◆ TASK ITEM
Out of the data below, copy every line with the string "title".

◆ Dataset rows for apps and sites
# # # # # # #

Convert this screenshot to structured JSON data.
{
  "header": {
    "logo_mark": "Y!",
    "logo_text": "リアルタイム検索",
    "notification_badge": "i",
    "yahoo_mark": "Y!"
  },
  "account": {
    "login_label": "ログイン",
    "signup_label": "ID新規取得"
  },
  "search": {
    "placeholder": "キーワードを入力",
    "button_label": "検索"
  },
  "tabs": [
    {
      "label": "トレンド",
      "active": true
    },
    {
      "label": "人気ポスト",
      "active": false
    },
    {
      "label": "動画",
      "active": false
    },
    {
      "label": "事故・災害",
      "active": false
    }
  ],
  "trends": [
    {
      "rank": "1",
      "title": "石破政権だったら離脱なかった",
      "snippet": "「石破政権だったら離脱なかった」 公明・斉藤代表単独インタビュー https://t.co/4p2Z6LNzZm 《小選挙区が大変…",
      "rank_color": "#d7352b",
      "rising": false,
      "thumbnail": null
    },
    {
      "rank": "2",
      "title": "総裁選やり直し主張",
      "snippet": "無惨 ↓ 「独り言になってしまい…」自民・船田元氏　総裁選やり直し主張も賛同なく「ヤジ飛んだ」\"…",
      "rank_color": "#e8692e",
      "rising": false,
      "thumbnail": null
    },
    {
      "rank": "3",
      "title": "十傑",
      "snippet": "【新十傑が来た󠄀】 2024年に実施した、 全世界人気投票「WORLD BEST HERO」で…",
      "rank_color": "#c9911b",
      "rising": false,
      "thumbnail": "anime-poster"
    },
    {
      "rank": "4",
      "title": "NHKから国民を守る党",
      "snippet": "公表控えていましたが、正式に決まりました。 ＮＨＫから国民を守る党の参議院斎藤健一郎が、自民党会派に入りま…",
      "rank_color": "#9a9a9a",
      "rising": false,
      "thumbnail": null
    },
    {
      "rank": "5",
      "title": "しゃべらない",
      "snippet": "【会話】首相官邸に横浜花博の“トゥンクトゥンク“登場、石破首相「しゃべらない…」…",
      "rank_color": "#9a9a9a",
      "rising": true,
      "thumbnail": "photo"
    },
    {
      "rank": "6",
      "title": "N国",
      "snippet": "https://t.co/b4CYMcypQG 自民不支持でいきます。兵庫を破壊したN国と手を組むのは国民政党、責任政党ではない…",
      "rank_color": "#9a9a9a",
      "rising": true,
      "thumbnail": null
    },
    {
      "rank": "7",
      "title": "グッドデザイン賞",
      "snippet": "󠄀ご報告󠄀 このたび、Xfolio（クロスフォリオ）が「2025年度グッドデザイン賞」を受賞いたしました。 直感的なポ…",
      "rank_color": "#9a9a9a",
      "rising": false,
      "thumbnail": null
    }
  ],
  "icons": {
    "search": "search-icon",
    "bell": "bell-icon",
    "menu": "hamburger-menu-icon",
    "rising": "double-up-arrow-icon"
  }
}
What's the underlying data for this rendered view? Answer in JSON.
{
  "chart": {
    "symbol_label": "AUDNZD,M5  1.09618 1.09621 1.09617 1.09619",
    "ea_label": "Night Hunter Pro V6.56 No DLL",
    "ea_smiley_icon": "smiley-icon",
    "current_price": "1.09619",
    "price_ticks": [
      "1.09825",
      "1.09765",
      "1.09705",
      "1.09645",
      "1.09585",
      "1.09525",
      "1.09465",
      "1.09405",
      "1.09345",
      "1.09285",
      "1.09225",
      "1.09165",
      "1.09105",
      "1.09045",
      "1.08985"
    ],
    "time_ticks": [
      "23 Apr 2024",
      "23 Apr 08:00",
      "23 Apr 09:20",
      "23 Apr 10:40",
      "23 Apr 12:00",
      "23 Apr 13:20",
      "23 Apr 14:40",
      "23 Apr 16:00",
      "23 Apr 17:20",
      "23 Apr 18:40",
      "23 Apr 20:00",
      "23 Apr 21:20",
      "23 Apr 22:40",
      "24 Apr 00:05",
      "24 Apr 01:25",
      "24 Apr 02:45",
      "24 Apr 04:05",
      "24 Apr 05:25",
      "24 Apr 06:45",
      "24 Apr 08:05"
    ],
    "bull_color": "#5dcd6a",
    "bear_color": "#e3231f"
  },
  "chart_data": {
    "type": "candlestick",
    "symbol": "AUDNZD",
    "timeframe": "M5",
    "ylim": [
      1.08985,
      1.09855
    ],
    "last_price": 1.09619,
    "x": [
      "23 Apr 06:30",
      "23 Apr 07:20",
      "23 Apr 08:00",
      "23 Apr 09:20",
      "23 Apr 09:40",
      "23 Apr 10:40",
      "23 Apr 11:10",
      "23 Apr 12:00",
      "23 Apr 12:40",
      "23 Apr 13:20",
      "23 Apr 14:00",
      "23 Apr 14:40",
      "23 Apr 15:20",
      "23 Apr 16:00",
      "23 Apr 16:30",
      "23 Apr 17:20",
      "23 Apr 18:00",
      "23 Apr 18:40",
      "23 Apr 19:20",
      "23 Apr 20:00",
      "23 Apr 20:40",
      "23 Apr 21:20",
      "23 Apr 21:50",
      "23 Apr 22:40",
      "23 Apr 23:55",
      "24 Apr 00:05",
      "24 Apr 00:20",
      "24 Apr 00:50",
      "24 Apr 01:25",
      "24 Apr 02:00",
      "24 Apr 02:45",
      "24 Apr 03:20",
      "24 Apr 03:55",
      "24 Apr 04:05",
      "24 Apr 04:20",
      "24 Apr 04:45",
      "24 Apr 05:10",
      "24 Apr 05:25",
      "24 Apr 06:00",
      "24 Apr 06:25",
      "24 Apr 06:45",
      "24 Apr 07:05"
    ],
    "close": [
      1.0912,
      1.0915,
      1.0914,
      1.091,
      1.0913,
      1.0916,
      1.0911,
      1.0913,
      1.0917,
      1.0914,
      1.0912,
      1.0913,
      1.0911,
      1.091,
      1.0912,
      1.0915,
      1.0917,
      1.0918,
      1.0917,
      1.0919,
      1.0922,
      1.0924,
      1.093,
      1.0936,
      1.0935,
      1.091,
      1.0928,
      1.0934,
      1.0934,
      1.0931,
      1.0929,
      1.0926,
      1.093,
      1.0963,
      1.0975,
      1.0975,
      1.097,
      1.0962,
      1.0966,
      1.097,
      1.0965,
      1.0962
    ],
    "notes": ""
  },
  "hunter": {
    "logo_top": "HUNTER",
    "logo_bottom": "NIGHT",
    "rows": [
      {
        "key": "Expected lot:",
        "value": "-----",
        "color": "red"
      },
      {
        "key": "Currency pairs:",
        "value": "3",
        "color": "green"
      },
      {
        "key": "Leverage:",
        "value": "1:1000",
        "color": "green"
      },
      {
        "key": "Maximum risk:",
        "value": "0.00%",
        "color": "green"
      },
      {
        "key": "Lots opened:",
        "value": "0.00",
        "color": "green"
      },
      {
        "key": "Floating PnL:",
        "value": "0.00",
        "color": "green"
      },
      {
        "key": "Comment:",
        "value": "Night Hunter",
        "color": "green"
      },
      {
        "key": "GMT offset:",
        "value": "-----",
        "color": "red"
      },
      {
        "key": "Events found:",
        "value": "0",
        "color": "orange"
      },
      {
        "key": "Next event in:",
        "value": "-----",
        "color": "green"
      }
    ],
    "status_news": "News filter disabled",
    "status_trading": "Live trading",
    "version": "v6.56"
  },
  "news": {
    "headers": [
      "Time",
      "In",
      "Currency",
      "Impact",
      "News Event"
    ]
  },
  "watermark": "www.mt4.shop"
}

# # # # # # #

◆ SOLUTION BELOW
      "title": "石破政権だったら離脱なかった",
      "title": "総裁選やり直し主張",
      "title": "十傑",
      "title": "NHKから国民を守る党",
      "title": "しゃべらない",
      "title": "N国",
      "title": "グッドデザイン賞",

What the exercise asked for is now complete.